Pfizer pauses DMD gene therapy trial after boy’s death

The death of a young boy with Duchenne muscular dystrophy (DMD) who was treated with Pfizer’s experimental gene therapy in a phase 2 trial has prompted the company to pause dosing in another study.

The child – who died of a cardiac arrest – was treated with the one-shot fordadistrogene movaparvovec (PF-06939926) therapy in the DAYLIGHT study at the beginning of 2023. The trial, which has completed enrolment, is studying the intravenously-administered gene therapy in boys aged two to three with the muscle-wasting disorder.

As a precaution, Pfizer has now suspended dosing in a phase 3 trial called CIFFREO, which included a placebo arm, according to a letter sent to and made public by the Parent Project Muscular Dystrophy (PPMD) patient advocacy group.

Two-thirds of the boys in that study, aged four to seven, were randomised to the gene therapy and have already been dosed, while the remaining third had a placebo infusion. The pause applies to children in the control arm who are eligible to receive the treatment in the second year of the study.

Pfizer has said it is deeply saddened by the death and is reviewing the safety data with PF-06939926 with the help of the study’s independent data monitoring committee to try to understand what happened.

At the moment, CIFFREO is the only clinical trial of the gene therapy in which patients have not yet been dosed, so no other ongoing trials are affected by the suspension. Results from the main placebo-controlled portion of the study are due later this month.

“The safety and well-being of the patients in our clinical trials remains our top priority, and we are committed to sharing more information with the medical and patient community as soon as we can,” says the letter, signed by the Pfizer DMD gene therapy team.

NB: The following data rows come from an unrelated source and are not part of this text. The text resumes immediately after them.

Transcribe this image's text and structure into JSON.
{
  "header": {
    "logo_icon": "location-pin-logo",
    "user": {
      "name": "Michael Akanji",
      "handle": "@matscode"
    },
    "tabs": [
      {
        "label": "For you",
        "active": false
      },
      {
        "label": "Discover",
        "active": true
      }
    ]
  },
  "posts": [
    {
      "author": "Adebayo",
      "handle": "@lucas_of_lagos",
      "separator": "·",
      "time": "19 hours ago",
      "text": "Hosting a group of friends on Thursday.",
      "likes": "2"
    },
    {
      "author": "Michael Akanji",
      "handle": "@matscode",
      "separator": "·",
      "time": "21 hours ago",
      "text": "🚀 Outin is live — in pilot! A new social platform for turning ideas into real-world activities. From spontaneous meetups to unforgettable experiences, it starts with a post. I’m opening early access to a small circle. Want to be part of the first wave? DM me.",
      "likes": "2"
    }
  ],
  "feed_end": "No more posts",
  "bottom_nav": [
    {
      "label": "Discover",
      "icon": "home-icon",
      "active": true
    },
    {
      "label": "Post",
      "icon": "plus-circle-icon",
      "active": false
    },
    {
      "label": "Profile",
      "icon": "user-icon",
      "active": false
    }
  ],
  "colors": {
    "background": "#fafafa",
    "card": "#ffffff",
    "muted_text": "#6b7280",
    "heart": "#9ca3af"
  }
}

“We are also aware that many in the patient community are hopeful about the potential benefit of fordadistrogene movaparvovec for the treatment of DMD, and we will continue to collect data from our trials to evaluate its ability to address this disease,” it adds.

It is not the first time that Pfizer has paused administration of the gene therapy. In 2021, the unexpected death of a young male patient in a phase 1b study led to the FDA placing a clinical hold on the candidate, which was lifted in 2022 after an investigation concluded that PF-06939926 was unlikely to have been the cause.

The importance of Pfizer’s candidate has been heightened in the minds of the DMD community after the only FDA-approved gene therapy for DMD, Roche/Sarepta’s Elevidys (delandistrogene moxeparvovec) failed to meet its primary objective in a phase 3 trial that was designed to upgrade its accelerated approval and expand use from the current eligible age range of four to five.

In a statement, the PPMD said: “Our hearts ache for this family, and this loss underscores the critical importance of understanding what transpired to ensure the safety of all individuals participating in clinical trials. As a community, it is imperative that we come together to support each other during this time and work collectively towards making advancements in research, while prioritising safety above all else.”